Samoa, like many third world nations seems to have an abundance of dogs. The dogs run free and seem to populate freely as well. Although there is some variety in breeds, the majority appear as the ever familiar yellow mongrel. The dogs often seem to be associated with a house, but they are seldom properly taken care of and will usually be covered with open wounds, large patches of missing hair to the point that some even appear to be sunburned. Their general attitude in the morning as they stand in the road seems to range from, "Just hit me now." to, "I'll never spend another night like that", as they appear to be hung-over from the previous nights activities.
As the day progresses they seem to forget that attitude and begin to gang-up in the afternoons as they prepare for yet another night of howling, barking and roaming. The poor little bitches could all use a good support bra as their glands hang down and flop from side to side as they walk. I thought I could create a doggy bra business but just don't have the time.
The irony to the number of dogs that freely roam on the island is the fact that we have security people at the airport and the post office that wear K-9 patrol on their uniforms but they don't have a dog!
When we arrived at our home in Tutuila there was a young, male, yellow, dog sleeping on our front porch. I yelled at him and he quickly ran off to the back side of the house. Over the next few days I would see him sleeping at the back of the house or occasionally on the front porch when we drove in, but when he would see me he would put his tail down and run out of the fenced yard. He was definitely not the alpha male. It seemed that he liked the protection from other dogs that our yard afforded him since the gate was secured at night and the porch kept him dry during the rains. He was small enough that he could wiggle under the gate so he could come and go at will but the larger, aggressive dogs could not.
After having yelled at the dog, it took a long time for him to realize that I wan't his enemy. He would eat the food but wouldn't allow me to get near him. I would bring the food dish up to him while he was sleeping and put it in front of him but he would awake and run. One day, I physically caught him when he was running out the gate and held him and petted him and he then decided we could be friends.
It specifically says in the white mission handbook that pets are not permitted. I figured that he wasn't a pet, just a non-electrical garbage disposal. I didn't purchase him, or the several hens and baby chicks that seemed to also like the protection of our yard.

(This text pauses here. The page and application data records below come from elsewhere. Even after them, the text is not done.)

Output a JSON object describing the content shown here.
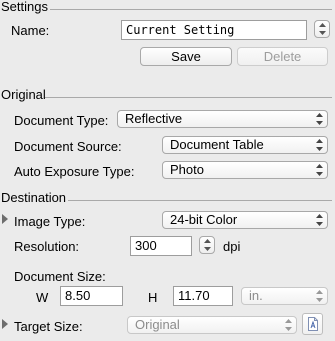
{
  "settings": {
    "title": "Settings",
    "name_label": "Name:",
    "name_value": "Current Setting",
    "save_label": "Save",
    "delete_label": "Delete"
  },
  "original": {
    "title": "Original",
    "doc_type_label": "Document Type:",
    "doc_type_value": "Reflective",
    "doc_source_label": "Document Source:",
    "doc_source_value": "Document Table",
    "auto_exposure_label": "Auto Exposure Type:",
    "auto_exposure_value": "Photo"
  },
  "destination": {
    "title": "Destination",
    "image_type_label": "Image Type:",
    "image_type_value": "24-bit Color",
    "resolution_label": "Resolution:",
    "resolution_value": "300",
    "resolution_unit": "dpi",
    "doc_size_label": "Document Size:",
    "w_label": "W",
    "w_value": "8.50",
    "h_label": "H",
    "h_value": "11.70",
    "unit_value": "in.",
    "target_size_label": "Target Size:",
    "target_size_value": "Original"
  },
  "colors": {
    "background": "#ebebeb",
    "disabled_text": "#9d9d9d"
  }
}
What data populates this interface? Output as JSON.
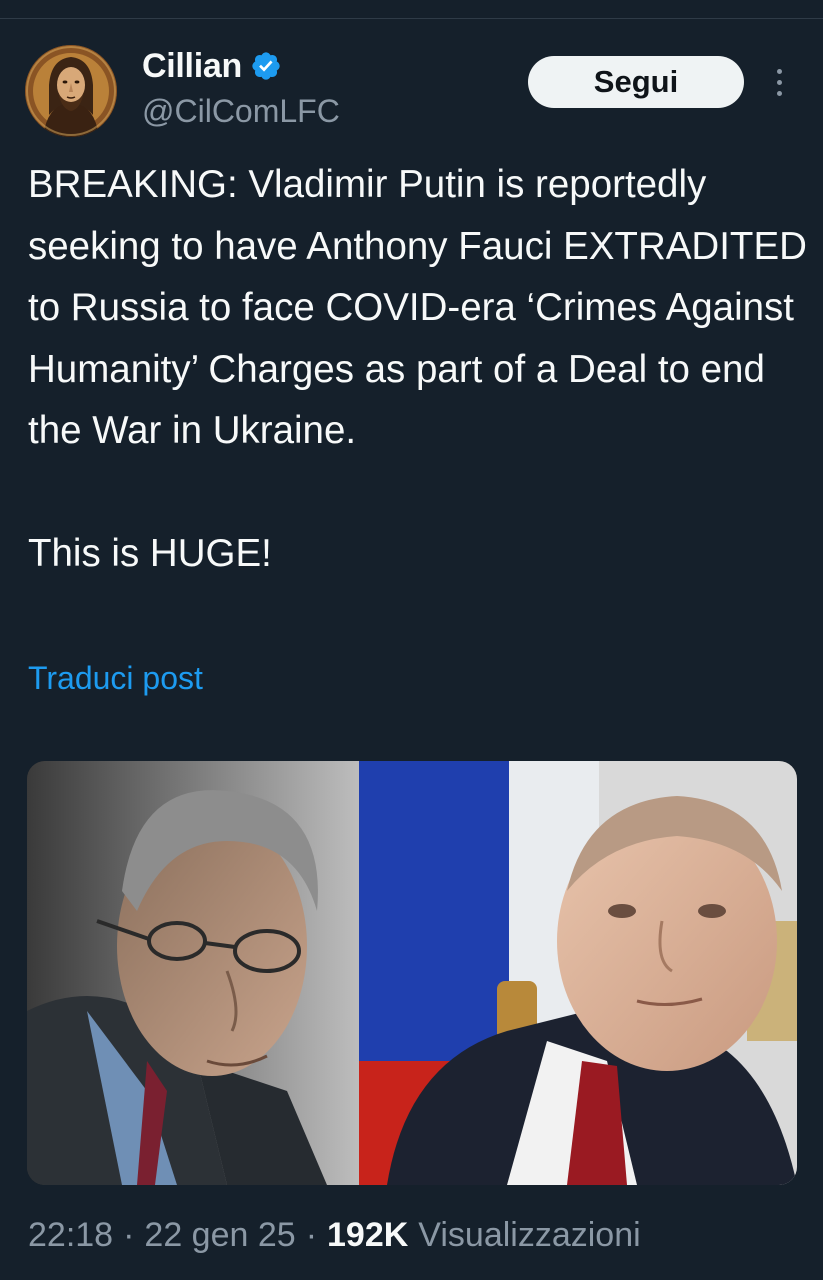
{
  "author": {
    "display_name": "Cillian",
    "handle": "@CilComLFC",
    "verified": true
  },
  "actions": {
    "follow_label": "Segui"
  },
  "post": {
    "text": "BREAKING: Vladimir Putin is reportedly seeking to have Anthony Fauci EXTRADITED to Russia to face COVID-era ‘Crimes Against Humanity’ Charges as part of a Deal to end the War in Ukraine.\n\nThis is HUGE!",
    "translate_label": "Traduci post"
  },
  "meta": {
    "time": "22:18",
    "date": "22 gen 25",
    "views_count": "192K",
    "views_label": "Visualizzazioni",
    "separator": "·"
  },
  "colors": {
    "background": "#15202b",
    "text_primary": "#f7f9f9",
    "text_secondary": "#8b98a5",
    "accent": "#1d9bf0",
    "button_bg": "#eff3f4"
  },
  "icons": {
    "verified": "verified-badge-icon",
    "more": "more-options-icon"
  }
}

The dog quickly moved from the front porch to the back porch and was there to greet us every time we opened the back door. He went on a few walks with me but would get attacked by some of the other dogs and would run home for protection. He was young and again not much of a fighter. He loved to run around the yard with me and chase sticks and jump up to grab my hand in his mouth. He quickly learned to fetch and as every good missionary dog should, he learned to shake hands.

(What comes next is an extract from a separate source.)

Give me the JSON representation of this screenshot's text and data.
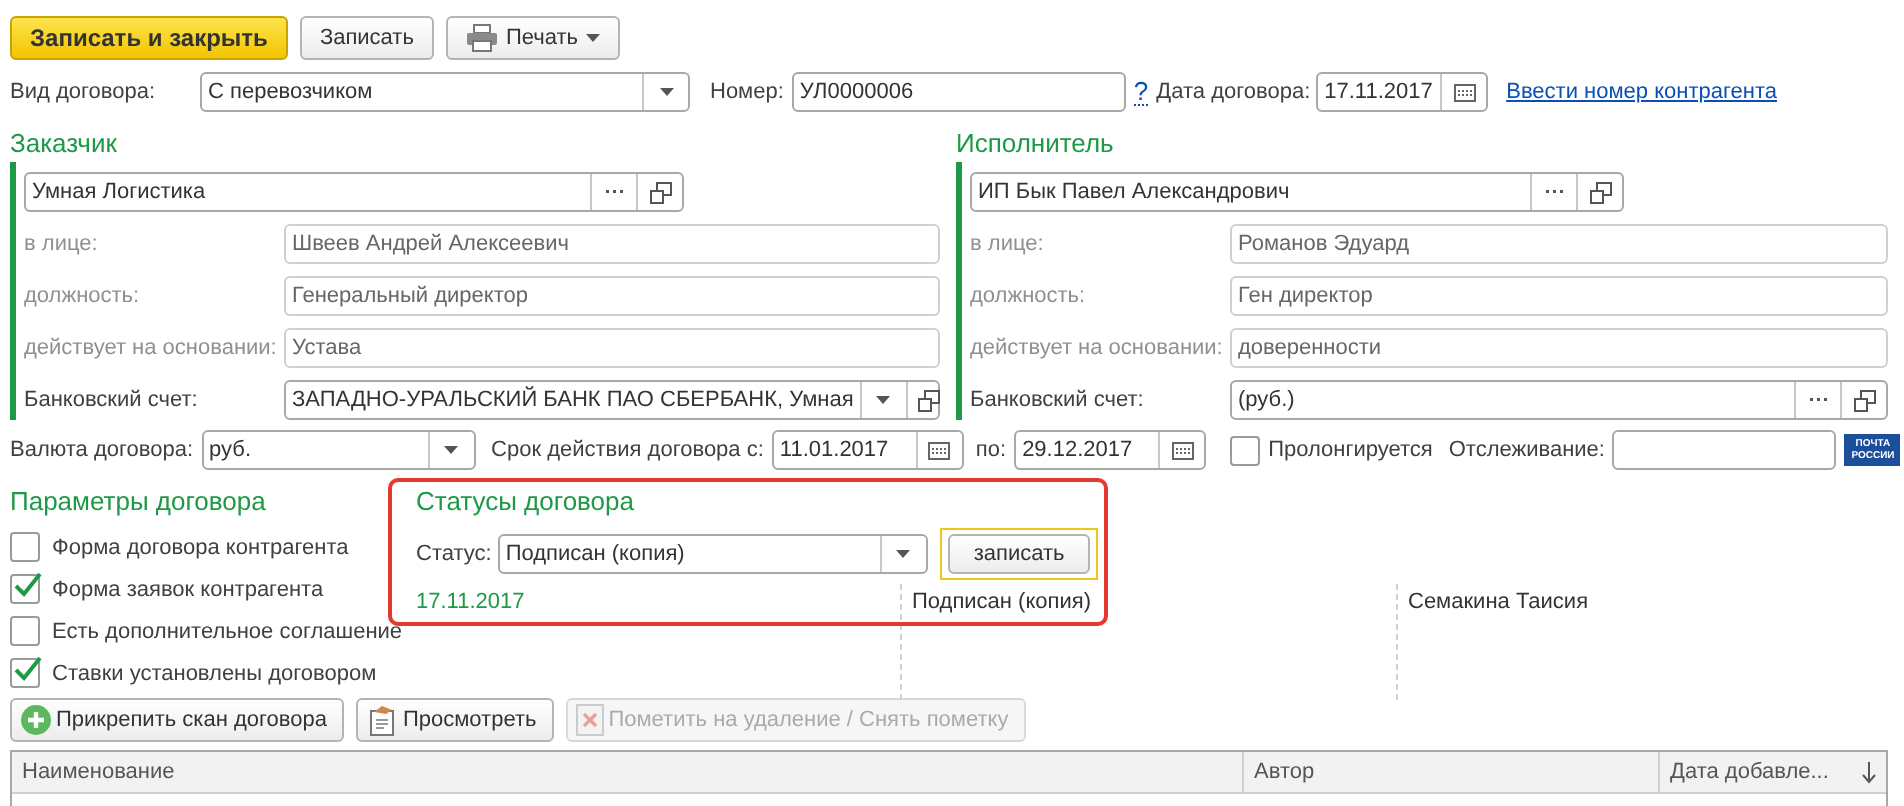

Like most feral dogs, he had a real doggy smell so I decided to give him a bath. This was not too successful as it had to be done outside, but some water and soap was applied before he got away from me. I later took him for a ride to the ocean and carried him in to have a bath which helped some with his hygiene but it took a lot of persuasion to get him to get back in the van to come home. I bought some flea spray to help control his itching but he would have none of that either. I found that spraying where he layed took care of the flea problem.
He was a friend to all of the missionaries and allowed free entry to the yard, but he was becoming protective of the yard and would bark and occasionally chase after people walking down the street. I tried to correct the behavior but he had learned from other dogs just how a proper Samoan dog should act.
As we were coming to the end of our time in Tutuilla, I was beginning to wonder what to do with the animal. I decided to wait until Elder and Sister Jordan arrived to make a decision. Unsurprisingly, they said they didn't want to care for the critter. I then thought about finding a good home for him but quickly ruled that out as everyone had all the dogs available that they could possibly want. So my thought was to stop feeding him and lock him out of our yard (he was now too big to crawl under the gate) where he would join the ranks of the unfed, diseased, vicious animals that roam the streets. but I thought that would be too cruel. So the only other option I could think of was to find a vet and pay to have him put down. As sad as that seemed, it still seemed more humane than the alternative.
However, I did come up with yet one more option. The Elders covering the Tongan Ward introduced me to a Tongan family that would love to have a nice, young, healthy, dog . . . . . . . . . . . . for dinner. I decided that would be the best solution as it was certainly no different than us eating the prize winning cow we purchased at the state fair that was raised by the young woman for her FFA project.
Decision made. On Saturday the Tongan Elders came over and we fed the dog the last can of dog food and I carried him down the street to the home of the Tongan family that gratefully accepted my offering.
Problem solved - Dog gone and family fed.
Coming home that evening to the absence of an outside watering bowl and not having anyone to greet us at the door, was a little sad. I heard dogs barking later that night and had to step outside to make sure he hadn't escaped and returned home. We flew back to Upolu on Sunday at noon. If our flight had been later in the day, I think I would have suggested hot dogs for lunch in honor of "the dog".